Thursday, 8 August 2013

Extragalactic objects - Beyond M31 and M33

As I'm preparing a little presentation of "EXTRAGALACTIC OBJECTS IN ANDROMEDA AND TRIANGULUM GALAXIES" to our annual Deep Sky Meeting, I thought to myself, why not dump some of that stuff in it here? As the goodies in Andromeda and Triangulum galaxies have already been discussed in the Blog, here are some of the  fancy objects included in the intro of the presentation.

Artist's impression of SagDEG
Image courtesy of NASA
If you consider SagDEG and Canis Major Dwarf as extragalactic and "not enough bound to the Milky Way", the hunt for the extragalactic objects becomes quite a lot easier. With SagDEG (size 7.5° x 3.6°), one can simply spot M54 (NGC 6715) with a pair of binoculars and say they've logged an object from another galaxy. With this in mind, it is interesting to point out that it was Charles Messier in 1778 who was the first person to have spotted an extragalactic object from another galaxy! Is it true? Of course not. 30 Doradus (NGC 2070) was seen by Nicolas Louis de Lacaille back in 1751 as well as the Aboriginals who must have spotted this object hundreds of years before Lacaille. How about the bulky 12°  x 12° Canis Major Dwarf? As with SagDEG, you can cheat a bit and consider the galaxy as extragalactic and simply spot one of these globular clusters: M79, NGC 1851, NGC 2298 or NGC 2808. The brightest star in the galaxy, that I managed to find out about, is EIS 7873 at magnitude 16.2. 

Large Magellanic Cloud
Credit & Copyright: Marco Lorenzi
No matter how you look at it, you don't have to cheat with the Large Magellanic Cloud (Nubecula Major / PGC 17223). This irregular galaxy was noted by al-Sufi (964) and Vespucci (1501) prior to Magalhães but I suppose "Large al-Sufi Cloud" or "Large Aboriginal Cloud" doesn't rhyme quite as well as “Large Magellanic Cloud”. Anyway, LMC harbors the brightest object in another galaxy (the brightest extragalactic object is of course LMC itself). It contains the gigantic (over 25 times larger than the Orion Nebula!) H II region 30 Doradus (Tarantula nebula / NGC 2070) which shines at an impressive magnitude of 4.0[1]. Considering it is an easy naked eye object, the typical apparent magnitude of 8.0 (v) can be considered far too faint. The brightest star in LMC and also the brightest extragalactic star in the sky is S Doradus at 9.5 (v) magnitude (8.6 to 11.5 var). SMC (Nubecula Minor / NGC 292) comes far behind but it contains the conspicious H II region NGC 346 with a magnitude of
6.0-6.5 (v)[2]. The brightest single star in SMC is HD 5980 at 11.3 (v) magnitude which is located inside NGC 346.

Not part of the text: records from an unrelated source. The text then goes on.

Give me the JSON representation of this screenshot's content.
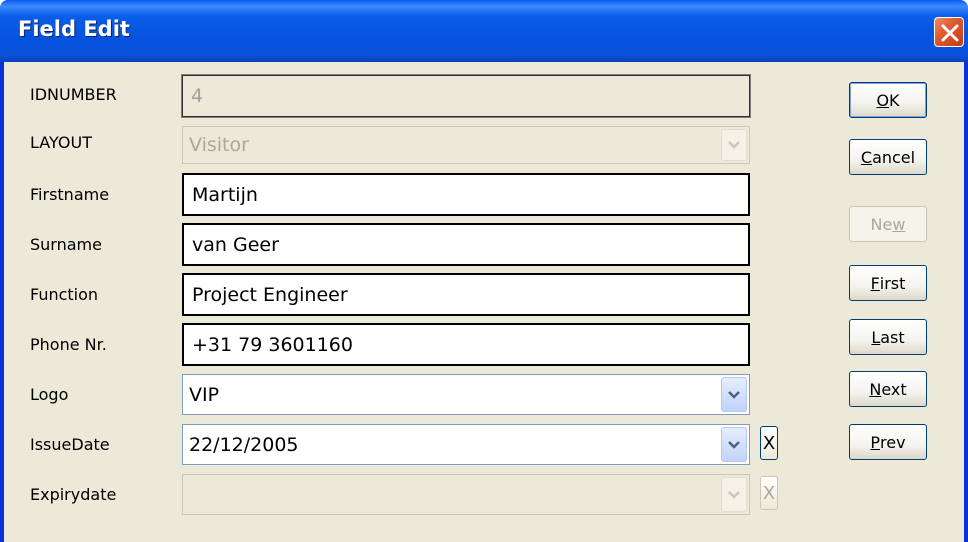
{
  "window": {
    "title": "Field Edit"
  },
  "fields": [
    {
      "key": "idnumber",
      "label": "IDNUMBER",
      "value": "4"
    },
    {
      "key": "layout",
      "label": "LAYOUT",
      "value": "Visitor"
    },
    {
      "key": "firstname",
      "label": "Firstname",
      "value": "Martijn"
    },
    {
      "key": "surname",
      "label": "Surname",
      "value": "van Geer"
    },
    {
      "key": "function",
      "label": "Function",
      "value": "Project Engineer"
    },
    {
      "key": "phone",
      "label": "Phone Nr.",
      "value": "+31 79 3601160"
    },
    {
      "key": "logo",
      "label": "Logo",
      "value": "VIP"
    },
    {
      "key": "issuedate",
      "label": "IssueDate",
      "value": "22/12/2005"
    },
    {
      "key": "expirydate",
      "label": "Expirydate",
      "value": ""
    }
  ],
  "clear_button_label": "X",
  "buttons": {
    "ok": {
      "mnemonic": "O",
      "rest": "K"
    },
    "cancel": {
      "mnemonic": "C",
      "rest": "ancel"
    },
    "new": {
      "pre": "Ne",
      "mnemonic": "w"
    },
    "first": {
      "mnemonic": "F",
      "rest": "irst"
    },
    "last": {
      "mnemonic": "L",
      "rest": "ast"
    },
    "next": {
      "mnemonic": "N",
      "rest": "ext"
    },
    "prev": {
      "mnemonic": "P",
      "rest": "rev"
    }
  },
  "colors": {
    "title_bar": "#0553e0",
    "dialog_bg": "#ece9d8",
    "close_button": "#e05a30"
  }
}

After these two (or four, you little cheater...) it becomes a bit trickier. In the Andromeda-piece the extragalactic globular clusters in Fornax Dwarf (Spheroidal) where mentioned. Of the bunch the brightest one is  NGC 1049 @ 12.6 (v) magnitude so it can be spotted even with small apertures. Despite the bright globular clusters, the brightest single stars in Fornax Dwarf are only around 19th magnitude! The hunt for individual stars becomes easier with NGC 6822 (Barnard's galaxy). The brightest stars shine around 15th magnitude so resolving the galaxy should be fairly easy but identifying a star that actually is part of NGC 6822 and seeing it (not just a bunch of resolved stars) is going to be annoying. Oh, and don't forget to bag the brightest H II region in NGC 6822: IC 1308 which shines at around 14th magnitude. Don't get freaked out by the larger aperture sightings of it by Jakiel, Gottlieb, Polakis[3]. IC 1308 is quite visible even with medium apertures.

For globular cluster hunters, here's a list of brightest extragalactic globular clusters.
Host galaxy
Mag (v)

Fornax Dwarf
NGC 1049
Andromeda galaxy
NGC 205 (M 110)
Triangulum galaxy
NGC 147
Hodge 3
NGC 185
Hodge 5
NGC 2403
Messier 81
[PR95] 50225

[1] Stephen O'Meara. Deep-Sky Companions: The Caldwell Objects: page 406.
[2] Visual magnitude estimate by Timo Karhula.